Turbine runner(s) speed | 9× speed ratios, 13× runners speeds, 0 ÷ 100% speed range | 11× speed ratios, 0 ÷ 100% forth and back runners speed variation | 12× runner speeds, 8.33 ÷ 100% speed range | 0 ÷ 100% forth and back runner speed variation |

Total measured points/curves | >1000 static operating points | ~70 dynamic curves | ~100 static operating points | 19 dynamic curves |

Total time | ~1 men-week | ~1 men-day | ~1/2 men-day | ~1/2 men-day |

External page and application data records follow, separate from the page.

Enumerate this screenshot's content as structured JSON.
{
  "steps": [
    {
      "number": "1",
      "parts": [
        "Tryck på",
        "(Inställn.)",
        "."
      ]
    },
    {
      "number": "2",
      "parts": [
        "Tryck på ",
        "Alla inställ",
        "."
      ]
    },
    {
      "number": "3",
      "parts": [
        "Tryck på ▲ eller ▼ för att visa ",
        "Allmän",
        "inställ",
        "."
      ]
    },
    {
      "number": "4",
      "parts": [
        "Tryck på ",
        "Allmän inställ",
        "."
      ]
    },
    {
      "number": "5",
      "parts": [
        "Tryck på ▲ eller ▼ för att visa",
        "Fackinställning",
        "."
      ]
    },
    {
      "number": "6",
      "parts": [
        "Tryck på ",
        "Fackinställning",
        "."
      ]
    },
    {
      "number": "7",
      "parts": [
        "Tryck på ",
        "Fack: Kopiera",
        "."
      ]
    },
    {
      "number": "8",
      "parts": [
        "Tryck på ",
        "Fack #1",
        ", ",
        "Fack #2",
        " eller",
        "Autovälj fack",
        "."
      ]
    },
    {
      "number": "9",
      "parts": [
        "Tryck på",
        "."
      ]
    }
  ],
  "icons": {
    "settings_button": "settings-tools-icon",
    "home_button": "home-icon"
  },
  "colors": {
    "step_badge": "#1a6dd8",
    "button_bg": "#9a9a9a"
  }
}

© 2018 by the authors. Licensee MDPI, Basel, Switzerland. This article is an open access article distributed under the terms and conditions of the Creative Commons Attribution (CC BY) license (http://creativecommons.org/licenses/by/4.0/).

## Share and Cite

**MDPI and ACS Style**

Hasmatuchi, V.; Bosioc, A.I.; Luisier, S.; Münch-Alligné, C. A Dynamic Approach for Faster Performance Measurements on Hydraulic Turbomachinery Model Testing. *Appl. Sci.* **2018**, *8*, 1426.
https://doi.org/10.3390/app8091426

**AMA Style**

Hasmatuchi V, Bosioc AI, Luisier S, Münch-Alligné C. A Dynamic Approach for Faster Performance Measurements on Hydraulic Turbomachinery Model Testing. *Applied Sciences*. 2018; 8(9):1426.
https://doi.org/10.3390/app8091426

**Chicago/Turabian Style**

Hasmatuchi, Vlad, Alin Ilie Bosioc, Sébastien Luisier, and Cécile Münch-Alligné. 2018. "A Dynamic Approach for Faster Performance Measurements on Hydraulic Turbomachinery Model Testing" *Applied Sciences* 8, no. 9: 1426.
https://doi.org/10.3390/app8091426